WHAT TO PRODUCE
Each entry listed below should be reproduced word for word.

INFORMATION GIVEN
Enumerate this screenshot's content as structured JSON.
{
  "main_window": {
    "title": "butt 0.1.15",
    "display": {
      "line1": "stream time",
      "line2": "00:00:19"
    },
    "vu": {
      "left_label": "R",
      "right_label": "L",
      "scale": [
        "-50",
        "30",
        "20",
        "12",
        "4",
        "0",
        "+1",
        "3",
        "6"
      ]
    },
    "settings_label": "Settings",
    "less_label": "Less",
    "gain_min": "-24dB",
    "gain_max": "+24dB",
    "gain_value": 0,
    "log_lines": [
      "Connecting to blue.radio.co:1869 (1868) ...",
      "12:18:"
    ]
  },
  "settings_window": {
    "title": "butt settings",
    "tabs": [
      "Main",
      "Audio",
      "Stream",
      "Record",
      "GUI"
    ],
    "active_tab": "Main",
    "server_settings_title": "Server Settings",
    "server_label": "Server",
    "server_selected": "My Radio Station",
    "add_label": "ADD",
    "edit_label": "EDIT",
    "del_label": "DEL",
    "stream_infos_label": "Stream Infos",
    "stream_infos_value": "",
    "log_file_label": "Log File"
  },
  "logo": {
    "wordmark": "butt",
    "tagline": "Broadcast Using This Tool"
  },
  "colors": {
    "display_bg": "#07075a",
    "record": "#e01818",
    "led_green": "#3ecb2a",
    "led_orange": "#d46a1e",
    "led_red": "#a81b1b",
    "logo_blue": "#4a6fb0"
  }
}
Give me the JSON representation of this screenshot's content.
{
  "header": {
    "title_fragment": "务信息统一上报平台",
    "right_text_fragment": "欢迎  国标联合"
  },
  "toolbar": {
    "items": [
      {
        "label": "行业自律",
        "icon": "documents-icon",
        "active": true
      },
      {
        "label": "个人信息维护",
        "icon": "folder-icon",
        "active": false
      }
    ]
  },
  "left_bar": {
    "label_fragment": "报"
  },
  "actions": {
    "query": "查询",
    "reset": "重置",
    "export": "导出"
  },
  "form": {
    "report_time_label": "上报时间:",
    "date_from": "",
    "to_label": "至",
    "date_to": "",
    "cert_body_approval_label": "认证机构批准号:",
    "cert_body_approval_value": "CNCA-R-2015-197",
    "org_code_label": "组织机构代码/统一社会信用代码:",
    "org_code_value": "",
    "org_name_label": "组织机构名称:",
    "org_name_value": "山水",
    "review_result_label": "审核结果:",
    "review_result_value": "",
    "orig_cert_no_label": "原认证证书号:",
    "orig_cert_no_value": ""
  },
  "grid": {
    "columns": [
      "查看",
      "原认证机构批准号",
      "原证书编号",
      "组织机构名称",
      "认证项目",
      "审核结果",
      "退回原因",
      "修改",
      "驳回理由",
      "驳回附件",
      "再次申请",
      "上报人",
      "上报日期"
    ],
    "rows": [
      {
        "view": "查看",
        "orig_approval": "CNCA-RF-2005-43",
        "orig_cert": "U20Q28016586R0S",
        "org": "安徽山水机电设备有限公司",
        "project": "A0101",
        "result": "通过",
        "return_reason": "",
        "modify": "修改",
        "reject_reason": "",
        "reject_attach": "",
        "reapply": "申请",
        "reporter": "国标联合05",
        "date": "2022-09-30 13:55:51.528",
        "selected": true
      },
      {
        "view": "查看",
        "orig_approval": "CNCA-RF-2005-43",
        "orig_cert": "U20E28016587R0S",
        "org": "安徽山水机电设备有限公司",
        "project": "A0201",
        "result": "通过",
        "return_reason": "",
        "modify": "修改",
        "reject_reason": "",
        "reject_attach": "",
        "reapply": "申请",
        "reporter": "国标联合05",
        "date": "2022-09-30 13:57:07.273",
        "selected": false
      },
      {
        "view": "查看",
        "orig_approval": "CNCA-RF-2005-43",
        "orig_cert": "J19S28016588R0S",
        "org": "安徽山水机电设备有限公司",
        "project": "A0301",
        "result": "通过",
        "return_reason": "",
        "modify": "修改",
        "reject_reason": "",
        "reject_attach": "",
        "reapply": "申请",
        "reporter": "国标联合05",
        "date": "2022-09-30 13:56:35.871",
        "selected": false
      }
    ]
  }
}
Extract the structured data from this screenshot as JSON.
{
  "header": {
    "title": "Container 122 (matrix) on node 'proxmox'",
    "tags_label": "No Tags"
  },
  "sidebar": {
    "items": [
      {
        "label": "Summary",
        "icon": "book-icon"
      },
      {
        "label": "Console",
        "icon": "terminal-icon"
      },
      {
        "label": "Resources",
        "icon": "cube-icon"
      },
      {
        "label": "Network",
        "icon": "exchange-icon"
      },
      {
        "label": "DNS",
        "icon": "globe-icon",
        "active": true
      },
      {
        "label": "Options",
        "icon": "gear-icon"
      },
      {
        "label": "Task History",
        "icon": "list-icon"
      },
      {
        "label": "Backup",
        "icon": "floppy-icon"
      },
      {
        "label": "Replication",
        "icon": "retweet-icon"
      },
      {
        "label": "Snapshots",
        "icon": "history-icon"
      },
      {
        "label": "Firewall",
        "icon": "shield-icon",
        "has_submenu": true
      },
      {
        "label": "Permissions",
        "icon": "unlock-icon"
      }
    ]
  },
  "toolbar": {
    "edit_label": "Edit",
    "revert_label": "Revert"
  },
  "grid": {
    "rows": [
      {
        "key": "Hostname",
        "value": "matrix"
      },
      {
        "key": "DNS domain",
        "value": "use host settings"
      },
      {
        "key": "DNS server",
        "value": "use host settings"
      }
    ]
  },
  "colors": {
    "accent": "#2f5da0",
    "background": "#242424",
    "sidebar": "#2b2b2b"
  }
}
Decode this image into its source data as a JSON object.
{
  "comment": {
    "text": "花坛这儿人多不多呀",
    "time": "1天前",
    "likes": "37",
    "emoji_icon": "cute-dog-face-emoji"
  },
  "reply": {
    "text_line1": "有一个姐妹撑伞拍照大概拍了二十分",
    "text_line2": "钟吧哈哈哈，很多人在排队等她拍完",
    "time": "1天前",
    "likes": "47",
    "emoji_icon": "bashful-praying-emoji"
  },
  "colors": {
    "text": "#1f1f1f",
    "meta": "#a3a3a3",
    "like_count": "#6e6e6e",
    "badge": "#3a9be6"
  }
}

ANSWER SPACE
Enumerate this screenshot's content as structured JSON.
{
  "main_window": {
    "title": "butt 0.1.15",
    "display": {
      "line1": "stream time",
      "line2": "00:00:19"
    },
    "vu": {
      "left_label": "R",
      "right_label": "L",
      "scale": [
        "-50",
        "30",
        "20",
        "12",
        "4",
        "0",
        "+1",
        "3",
        "6"
      ]
    },
    "settings_label": "Settings",
    "less_label": "Less",
    "gain_min": "-24dB",
    "gain_max": "+24dB",
    "gain_value": 0,
    "log_lines": [
      "Connecting to blue.radio.co:1869 (1868) ...",
      "12:18:"
    ]
  },
  "settings_window": {
    "title": "butt settings",
    "tabs": [
      "Main",
      "Audio",
      "Stream",
      "Record",
      "GUI"
    ],
    "active_tab": "Main",
    "server_settings_title": "Server Settings",
    "server_label": "Server",
    "server_selected": "My Radio Station",
    "add_label": "ADD",
    "edit_label": "EDIT",
    "del_label": "DEL",
    "stream_infos_label": "Stream Infos",
    "stream_infos_value": "",
    "log_file_label": "Log File"
  },
  "logo": {
    "wordmark": "butt",
    "tagline": "Broadcast Using This Tool"
  },
  "colors": {
    "display_bg": "#07075a",
    "record": "#e01818",
    "led_green": "#3ecb2a",
    "led_orange": "#d46a1e",
    "led_red": "#a81b1b",
    "logo_blue": "#4a6fb0"
  }
}
Give me the JSON representation of this screenshot's content.
{
  "header": {
    "title_fragment": "务信息统一上报平台",
    "right_text_fragment": "欢迎  国标联合"
  },
  "toolbar": {
    "items": [
      {
        "label": "行业自律",
        "icon": "documents-icon",
        "active": true
      },
      {
        "label": "个人信息维护",
        "icon": "folder-icon",
        "active": false
      }
    ]
  },
  "left_bar": {
    "label_fragment": "报"
  },
  "actions": {
    "query": "查询",
    "reset": "重置",
    "export": "导出"
  },
  "form": {
    "report_time_label": "上报时间:",
    "date_from": "",
    "to_label": "至",
    "date_to": "",
    "cert_body_approval_label": "认证机构批准号:",
    "cert_body_approval_value": "CNCA-R-2015-197",
    "org_code_label": "组织机构代码/统一社会信用代码:",
    "org_code_value": "",
    "org_name_label": "组织机构名称:",
    "org_name_value": "山水",
    "review_result_label": "审核结果:",
    "review_result_value": "",
    "orig_cert_no_label": "原认证证书号:",
    "orig_cert_no_value": ""
  },
  "grid": {
    "columns": [
      "查看",
      "原认证机构批准号",
      "原证书编号",
      "组织机构名称",
      "认证项目",
      "审核结果",
      "退回原因",
      "修改",
      "驳回理由",
      "驳回附件",
      "再次申请",
      "上报人",
      "上报日期"
    ],
    "rows": [
      {
        "view": "查看",
        "orig_approval": "CNCA-RF-2005-43",
        "orig_cert": "U20Q28016586R0S",
        "org": "安徽山水机电设备有限公司",
        "project": "A0101",
        "result": "通过",
        "return_reason": "",
        "modify": "修改",
        "reject_reason": "",
        "reject_attach": "",
        "reapply": "申请",
        "reporter": "国标联合05",
        "date": "2022-09-30 13:55:51.528",
        "selected": true
      },
      {
        "view": "查看",
        "orig_approval": "CNCA-RF-2005-43",
        "orig_cert": "U20E28016587R0S",
        "org": "安徽山水机电设备有限公司",
        "project": "A0201",
        "result": "通过",
        "return_reason": "",
        "modify": "修改",
        "reject_reason": "",
        "reject_attach": "",
        "reapply": "申请",
        "reporter": "国标联合05",
        "date": "2022-09-30 13:57:07.273",
        "selected": false
      },
      {
        "view": "查看",
        "orig_approval": "CNCA-RF-2005-43",
        "orig_cert": "J19S28016588R0S",
        "org": "安徽山水机电设备有限公司",
        "project": "A0301",
        "result": "通过",
        "return_reason": "",
        "modify": "修改",
        "reject_reason": "",
        "reject_attach": "",
        "reapply": "申请",
        "reporter": "国标联合05",
        "date": "2022-09-30 13:56:35.871",
        "selected": false
      }
    ]
  }
}
Extract the structured data from this screenshot as JSON.
{
  "header": {
    "title": "Container 122 (matrix) on node 'proxmox'",
    "tags_label": "No Tags"
  },
  "sidebar": {
    "items": [
      {
        "label": "Summary",
        "icon": "book-icon"
      },
      {
        "label": "Console",
        "icon": "terminal-icon"
      },
      {
        "label": "Resources",
        "icon": "cube-icon"
      },
      {
        "label": "Network",
        "icon": "exchange-icon"
      },
      {
        "label": "DNS",
        "icon": "globe-icon",
        "active": true
      },
      {
        "label": "Options",
        "icon": "gear-icon"
      },
      {
        "label": "Task History",
        "icon": "list-icon"
      },
      {
        "label": "Backup",
        "icon": "floppy-icon"
      },
      {
        "label": "Replication",
        "icon": "retweet-icon"
      },
      {
        "label": "Snapshots",
        "icon": "history-icon"
      },
      {
        "label": "Firewall",
        "icon": "shield-icon",
        "has_submenu": true
      },
      {
        "label": "Permissions",
        "icon": "unlock-icon"
      }
    ]
  },
  "toolbar": {
    "edit_label": "Edit",
    "revert_label": "Revert"
  },
  "grid": {
    "rows": [
      {
        "key": "Hostname",
        "value": "matrix"
      },
      {
        "key": "DNS domain",
        "value": "use host settings"
      },
      {
        "key": "DNS server",
        "value": "use host settings"
      }
    ]
  },
  "colors": {
    "accent": "#2f5da0",
    "background": "#242424",
    "sidebar": "#2b2b2b"
  }
}
Decode this image into its source data as a JSON object.
{
  "comment": {
    "text": "花坛这儿人多不多呀",
    "time": "1天前",
    "likes": "37",
    "emoji_icon": "cute-dog-face-emoji"
  },
  "reply": {
    "text_line1": "有一个姐妹撑伞拍照大概拍了二十分",
    "text_line2": "钟吧哈哈哈，很多人在排队等她拍完",
    "time": "1天前",
    "likes": "47",
    "emoji_icon": "bashful-praying-emoji"
  },
  "colors": {
    "text": "#1f1f1f",
    "meta": "#a3a3a3",
    "like_count": "#6e6e6e",
    "badge": "#3a9be6"
  }
}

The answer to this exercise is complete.